◆ **Task brief**
When a line below contains the string "Output", show that line.

(Website and app data records)
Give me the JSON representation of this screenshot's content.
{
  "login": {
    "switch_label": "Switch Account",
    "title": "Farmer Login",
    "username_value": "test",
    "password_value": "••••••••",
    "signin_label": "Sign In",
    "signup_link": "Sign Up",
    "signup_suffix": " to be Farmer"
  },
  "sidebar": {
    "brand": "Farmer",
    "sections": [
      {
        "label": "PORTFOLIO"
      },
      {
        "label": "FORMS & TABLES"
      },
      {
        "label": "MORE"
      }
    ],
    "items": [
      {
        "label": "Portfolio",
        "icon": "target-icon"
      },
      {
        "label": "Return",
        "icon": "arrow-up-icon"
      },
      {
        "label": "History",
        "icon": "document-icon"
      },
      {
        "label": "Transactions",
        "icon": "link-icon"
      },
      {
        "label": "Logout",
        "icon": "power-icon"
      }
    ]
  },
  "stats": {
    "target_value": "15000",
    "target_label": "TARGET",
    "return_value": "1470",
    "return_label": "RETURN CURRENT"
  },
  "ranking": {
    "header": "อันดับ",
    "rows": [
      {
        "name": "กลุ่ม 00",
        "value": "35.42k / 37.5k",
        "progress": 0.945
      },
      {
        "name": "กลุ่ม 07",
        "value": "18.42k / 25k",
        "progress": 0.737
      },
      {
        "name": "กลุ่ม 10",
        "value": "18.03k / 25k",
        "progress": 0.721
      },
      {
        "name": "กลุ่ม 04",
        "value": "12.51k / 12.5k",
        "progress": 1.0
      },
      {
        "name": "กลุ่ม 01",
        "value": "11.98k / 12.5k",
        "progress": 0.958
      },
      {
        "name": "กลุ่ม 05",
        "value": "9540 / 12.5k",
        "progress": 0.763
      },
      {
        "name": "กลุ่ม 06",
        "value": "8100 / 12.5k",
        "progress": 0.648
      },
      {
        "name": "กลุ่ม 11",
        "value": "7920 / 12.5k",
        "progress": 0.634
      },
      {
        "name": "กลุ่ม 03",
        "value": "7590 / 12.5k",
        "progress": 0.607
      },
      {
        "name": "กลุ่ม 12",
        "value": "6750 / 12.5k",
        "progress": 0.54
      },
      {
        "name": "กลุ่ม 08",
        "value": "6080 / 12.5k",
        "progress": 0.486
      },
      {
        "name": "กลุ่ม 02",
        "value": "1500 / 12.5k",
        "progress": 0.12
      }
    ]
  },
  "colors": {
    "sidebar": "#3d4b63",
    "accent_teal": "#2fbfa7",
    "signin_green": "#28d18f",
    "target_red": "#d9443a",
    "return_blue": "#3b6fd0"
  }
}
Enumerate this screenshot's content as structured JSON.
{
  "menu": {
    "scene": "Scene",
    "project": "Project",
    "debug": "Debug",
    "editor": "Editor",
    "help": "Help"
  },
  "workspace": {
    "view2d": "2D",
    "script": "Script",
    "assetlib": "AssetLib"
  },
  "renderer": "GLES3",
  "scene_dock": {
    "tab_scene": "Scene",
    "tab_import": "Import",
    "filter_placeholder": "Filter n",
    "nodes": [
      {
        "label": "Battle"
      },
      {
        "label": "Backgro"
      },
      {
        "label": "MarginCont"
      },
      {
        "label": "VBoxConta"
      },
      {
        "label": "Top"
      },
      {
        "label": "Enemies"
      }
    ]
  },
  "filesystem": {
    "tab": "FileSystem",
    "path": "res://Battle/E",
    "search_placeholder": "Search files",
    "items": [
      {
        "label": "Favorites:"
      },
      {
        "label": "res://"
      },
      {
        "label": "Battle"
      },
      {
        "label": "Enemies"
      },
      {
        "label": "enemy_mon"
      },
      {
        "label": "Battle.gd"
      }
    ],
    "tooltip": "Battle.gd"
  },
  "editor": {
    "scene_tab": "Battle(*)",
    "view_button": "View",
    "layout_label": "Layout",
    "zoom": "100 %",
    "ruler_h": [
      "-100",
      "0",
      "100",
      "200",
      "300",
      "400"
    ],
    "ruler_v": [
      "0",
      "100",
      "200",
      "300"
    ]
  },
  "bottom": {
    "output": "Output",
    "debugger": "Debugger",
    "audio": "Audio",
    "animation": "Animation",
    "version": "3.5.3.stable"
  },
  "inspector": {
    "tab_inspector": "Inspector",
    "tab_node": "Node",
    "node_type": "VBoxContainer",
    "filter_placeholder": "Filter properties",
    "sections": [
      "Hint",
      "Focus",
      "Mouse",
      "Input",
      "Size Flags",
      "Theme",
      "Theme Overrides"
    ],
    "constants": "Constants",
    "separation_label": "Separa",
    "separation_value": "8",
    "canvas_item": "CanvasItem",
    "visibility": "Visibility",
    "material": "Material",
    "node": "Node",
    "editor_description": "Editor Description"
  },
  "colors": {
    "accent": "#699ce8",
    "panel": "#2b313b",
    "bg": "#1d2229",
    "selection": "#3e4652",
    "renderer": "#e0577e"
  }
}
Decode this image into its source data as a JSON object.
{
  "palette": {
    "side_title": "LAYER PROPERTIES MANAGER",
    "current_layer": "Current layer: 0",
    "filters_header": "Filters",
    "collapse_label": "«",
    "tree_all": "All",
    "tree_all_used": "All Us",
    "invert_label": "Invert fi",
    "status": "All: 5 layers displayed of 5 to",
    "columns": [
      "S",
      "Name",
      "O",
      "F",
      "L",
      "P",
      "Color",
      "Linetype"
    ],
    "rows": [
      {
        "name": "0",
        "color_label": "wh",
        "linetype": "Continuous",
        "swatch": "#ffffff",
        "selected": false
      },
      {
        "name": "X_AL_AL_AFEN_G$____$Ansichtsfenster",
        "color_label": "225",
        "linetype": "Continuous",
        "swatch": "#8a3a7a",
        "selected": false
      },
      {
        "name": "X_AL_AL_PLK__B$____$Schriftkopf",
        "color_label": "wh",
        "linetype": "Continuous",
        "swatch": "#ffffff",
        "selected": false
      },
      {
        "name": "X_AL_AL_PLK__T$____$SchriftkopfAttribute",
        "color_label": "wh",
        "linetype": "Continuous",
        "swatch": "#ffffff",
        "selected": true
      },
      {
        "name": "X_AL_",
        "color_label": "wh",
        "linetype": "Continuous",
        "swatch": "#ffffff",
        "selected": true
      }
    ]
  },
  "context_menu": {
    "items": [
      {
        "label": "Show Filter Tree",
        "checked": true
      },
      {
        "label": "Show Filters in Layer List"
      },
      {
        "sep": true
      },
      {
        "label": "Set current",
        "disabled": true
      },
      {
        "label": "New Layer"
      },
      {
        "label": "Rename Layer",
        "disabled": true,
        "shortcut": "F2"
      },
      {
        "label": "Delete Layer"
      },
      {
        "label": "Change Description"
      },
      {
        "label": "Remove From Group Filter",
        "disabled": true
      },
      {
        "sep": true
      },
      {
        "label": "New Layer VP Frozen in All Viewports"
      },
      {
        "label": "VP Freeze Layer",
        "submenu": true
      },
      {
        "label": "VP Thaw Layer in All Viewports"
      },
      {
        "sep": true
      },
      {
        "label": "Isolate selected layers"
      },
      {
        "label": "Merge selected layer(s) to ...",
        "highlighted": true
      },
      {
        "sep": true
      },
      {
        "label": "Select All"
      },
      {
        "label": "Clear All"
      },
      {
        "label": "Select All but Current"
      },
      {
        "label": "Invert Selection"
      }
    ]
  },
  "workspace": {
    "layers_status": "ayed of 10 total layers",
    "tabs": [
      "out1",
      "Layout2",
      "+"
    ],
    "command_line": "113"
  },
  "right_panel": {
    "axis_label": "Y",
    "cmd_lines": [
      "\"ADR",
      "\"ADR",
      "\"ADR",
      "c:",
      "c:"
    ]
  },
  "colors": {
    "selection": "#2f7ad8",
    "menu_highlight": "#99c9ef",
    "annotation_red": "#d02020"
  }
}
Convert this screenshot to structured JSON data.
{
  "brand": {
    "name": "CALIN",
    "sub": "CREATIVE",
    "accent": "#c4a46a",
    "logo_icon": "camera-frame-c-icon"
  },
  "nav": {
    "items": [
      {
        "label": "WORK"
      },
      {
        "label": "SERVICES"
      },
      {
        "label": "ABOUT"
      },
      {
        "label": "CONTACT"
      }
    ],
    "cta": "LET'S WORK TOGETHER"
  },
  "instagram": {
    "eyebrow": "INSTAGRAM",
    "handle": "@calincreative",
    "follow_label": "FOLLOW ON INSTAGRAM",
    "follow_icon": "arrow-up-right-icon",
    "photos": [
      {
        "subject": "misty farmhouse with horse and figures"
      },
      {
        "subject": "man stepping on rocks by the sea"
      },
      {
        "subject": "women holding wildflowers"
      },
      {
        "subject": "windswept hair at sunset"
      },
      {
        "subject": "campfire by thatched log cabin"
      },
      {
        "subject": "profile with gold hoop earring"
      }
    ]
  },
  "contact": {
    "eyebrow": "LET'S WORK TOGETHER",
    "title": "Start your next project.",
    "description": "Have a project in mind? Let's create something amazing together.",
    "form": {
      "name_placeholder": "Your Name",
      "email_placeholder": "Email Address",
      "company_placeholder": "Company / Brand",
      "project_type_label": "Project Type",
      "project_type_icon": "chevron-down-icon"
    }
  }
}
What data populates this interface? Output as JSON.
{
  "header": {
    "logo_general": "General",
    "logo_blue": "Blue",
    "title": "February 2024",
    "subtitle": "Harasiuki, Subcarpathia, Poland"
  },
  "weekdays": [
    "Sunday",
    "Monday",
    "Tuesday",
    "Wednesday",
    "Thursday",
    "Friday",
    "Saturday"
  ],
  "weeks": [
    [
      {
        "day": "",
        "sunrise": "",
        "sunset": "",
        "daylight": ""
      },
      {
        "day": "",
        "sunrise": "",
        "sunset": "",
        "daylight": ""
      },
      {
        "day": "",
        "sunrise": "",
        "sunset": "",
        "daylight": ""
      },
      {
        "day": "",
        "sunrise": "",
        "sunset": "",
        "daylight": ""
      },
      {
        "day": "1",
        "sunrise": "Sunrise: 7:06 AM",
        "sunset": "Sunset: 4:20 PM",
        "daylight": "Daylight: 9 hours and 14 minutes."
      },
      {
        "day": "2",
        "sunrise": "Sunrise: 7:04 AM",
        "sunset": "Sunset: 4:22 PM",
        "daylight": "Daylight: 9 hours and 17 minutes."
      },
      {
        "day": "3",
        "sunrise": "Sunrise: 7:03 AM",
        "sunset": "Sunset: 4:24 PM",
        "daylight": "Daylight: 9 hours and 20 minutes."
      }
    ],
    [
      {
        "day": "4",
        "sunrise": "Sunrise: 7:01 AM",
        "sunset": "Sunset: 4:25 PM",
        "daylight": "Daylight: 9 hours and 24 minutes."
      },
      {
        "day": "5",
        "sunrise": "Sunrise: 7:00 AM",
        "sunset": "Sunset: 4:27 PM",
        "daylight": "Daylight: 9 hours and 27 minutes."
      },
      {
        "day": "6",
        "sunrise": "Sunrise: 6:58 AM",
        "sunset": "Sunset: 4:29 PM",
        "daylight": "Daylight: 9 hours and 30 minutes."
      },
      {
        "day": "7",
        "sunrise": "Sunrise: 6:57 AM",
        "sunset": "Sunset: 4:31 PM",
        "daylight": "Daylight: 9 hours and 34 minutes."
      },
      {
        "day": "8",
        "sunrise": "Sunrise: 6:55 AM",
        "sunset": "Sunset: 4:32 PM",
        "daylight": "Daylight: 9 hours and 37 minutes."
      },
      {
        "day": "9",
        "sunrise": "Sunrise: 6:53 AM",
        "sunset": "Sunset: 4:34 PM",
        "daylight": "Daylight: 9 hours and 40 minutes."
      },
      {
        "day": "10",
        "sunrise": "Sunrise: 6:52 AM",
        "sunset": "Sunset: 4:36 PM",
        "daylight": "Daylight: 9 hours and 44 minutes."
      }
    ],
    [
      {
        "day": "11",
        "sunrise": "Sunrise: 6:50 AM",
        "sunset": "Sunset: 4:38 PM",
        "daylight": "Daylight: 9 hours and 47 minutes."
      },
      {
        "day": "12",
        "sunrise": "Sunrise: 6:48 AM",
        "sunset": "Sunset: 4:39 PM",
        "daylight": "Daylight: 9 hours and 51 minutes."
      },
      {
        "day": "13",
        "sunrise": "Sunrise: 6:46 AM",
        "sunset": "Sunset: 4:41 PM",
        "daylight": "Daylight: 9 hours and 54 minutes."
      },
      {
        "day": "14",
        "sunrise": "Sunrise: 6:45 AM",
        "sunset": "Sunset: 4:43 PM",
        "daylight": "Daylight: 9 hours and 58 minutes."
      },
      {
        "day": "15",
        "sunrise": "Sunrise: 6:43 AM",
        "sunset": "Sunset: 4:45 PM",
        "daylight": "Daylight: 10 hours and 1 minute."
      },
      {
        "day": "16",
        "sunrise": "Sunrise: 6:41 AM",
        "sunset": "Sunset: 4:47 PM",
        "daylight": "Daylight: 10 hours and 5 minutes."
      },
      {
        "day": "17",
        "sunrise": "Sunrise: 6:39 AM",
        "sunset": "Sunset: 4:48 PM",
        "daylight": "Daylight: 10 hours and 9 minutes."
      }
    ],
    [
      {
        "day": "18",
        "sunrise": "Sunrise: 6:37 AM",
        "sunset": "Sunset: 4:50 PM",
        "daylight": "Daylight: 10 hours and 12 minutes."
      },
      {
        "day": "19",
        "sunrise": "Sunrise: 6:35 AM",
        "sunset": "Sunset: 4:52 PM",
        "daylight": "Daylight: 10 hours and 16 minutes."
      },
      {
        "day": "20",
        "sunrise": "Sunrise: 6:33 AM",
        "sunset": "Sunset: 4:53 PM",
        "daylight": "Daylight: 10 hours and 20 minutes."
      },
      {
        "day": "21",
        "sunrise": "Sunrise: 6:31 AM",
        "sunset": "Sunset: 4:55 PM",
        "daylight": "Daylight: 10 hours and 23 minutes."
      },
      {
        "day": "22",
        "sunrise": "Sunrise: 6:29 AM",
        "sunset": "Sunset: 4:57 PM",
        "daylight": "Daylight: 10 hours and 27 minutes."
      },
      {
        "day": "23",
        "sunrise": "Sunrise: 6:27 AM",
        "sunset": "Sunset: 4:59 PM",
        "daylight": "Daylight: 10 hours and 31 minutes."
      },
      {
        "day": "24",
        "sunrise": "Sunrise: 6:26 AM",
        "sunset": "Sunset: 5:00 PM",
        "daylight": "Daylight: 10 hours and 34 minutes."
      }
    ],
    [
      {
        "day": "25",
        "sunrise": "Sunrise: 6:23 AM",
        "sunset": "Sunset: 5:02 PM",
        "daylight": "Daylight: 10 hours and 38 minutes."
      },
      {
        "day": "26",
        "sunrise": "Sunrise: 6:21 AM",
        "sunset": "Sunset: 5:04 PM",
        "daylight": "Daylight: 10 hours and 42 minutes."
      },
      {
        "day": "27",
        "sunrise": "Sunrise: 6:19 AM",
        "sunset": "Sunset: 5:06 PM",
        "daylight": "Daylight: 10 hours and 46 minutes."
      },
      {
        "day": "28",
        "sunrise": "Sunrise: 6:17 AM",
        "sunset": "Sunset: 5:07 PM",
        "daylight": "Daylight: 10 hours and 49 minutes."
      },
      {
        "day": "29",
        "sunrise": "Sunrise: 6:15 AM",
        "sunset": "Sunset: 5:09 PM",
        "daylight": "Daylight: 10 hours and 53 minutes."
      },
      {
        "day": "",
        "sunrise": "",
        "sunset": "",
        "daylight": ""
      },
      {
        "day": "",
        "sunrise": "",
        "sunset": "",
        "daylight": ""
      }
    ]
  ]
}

◆ **Answer section**
    "output": "Output",
What data populates this interface? Output as JSON.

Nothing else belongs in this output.